If a line in the data below holds the word "this", copy it.

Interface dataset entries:
......

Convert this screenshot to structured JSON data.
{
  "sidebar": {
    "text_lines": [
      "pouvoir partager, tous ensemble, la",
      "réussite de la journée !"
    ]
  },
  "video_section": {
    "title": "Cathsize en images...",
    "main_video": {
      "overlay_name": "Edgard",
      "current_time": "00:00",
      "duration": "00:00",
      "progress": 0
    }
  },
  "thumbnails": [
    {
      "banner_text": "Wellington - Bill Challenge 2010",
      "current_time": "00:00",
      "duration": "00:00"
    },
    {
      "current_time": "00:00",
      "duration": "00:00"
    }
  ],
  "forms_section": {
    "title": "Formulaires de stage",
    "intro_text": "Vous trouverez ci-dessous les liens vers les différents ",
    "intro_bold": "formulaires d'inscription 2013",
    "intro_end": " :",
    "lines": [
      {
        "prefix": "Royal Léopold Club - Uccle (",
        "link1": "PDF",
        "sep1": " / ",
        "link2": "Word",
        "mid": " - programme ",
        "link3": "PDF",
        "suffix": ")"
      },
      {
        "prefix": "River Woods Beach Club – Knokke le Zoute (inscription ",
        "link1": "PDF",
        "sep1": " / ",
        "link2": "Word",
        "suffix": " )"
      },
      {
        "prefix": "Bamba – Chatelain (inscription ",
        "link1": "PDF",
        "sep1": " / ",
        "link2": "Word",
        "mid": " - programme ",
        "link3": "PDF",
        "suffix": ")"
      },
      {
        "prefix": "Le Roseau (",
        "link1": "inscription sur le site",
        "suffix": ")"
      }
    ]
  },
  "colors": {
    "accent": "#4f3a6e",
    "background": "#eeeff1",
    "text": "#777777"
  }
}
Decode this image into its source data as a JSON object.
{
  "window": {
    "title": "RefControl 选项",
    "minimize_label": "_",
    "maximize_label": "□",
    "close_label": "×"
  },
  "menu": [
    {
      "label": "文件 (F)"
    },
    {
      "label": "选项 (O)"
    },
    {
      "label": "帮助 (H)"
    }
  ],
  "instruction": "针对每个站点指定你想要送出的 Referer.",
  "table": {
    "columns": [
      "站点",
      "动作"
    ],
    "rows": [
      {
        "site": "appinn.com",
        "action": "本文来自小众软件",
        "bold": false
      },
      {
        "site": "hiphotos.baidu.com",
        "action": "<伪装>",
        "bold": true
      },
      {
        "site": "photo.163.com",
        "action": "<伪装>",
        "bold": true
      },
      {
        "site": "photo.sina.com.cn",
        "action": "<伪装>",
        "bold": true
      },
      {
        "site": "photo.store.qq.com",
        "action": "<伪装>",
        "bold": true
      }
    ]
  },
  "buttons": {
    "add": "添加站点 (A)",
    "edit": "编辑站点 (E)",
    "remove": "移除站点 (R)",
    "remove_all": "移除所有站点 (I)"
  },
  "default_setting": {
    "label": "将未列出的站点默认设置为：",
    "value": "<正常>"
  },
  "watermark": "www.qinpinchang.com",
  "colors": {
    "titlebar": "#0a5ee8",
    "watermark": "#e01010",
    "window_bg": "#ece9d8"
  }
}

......

### Answer box
Convert this screenshot to structured JSON data.
Decode this image into its source data as a JSON object.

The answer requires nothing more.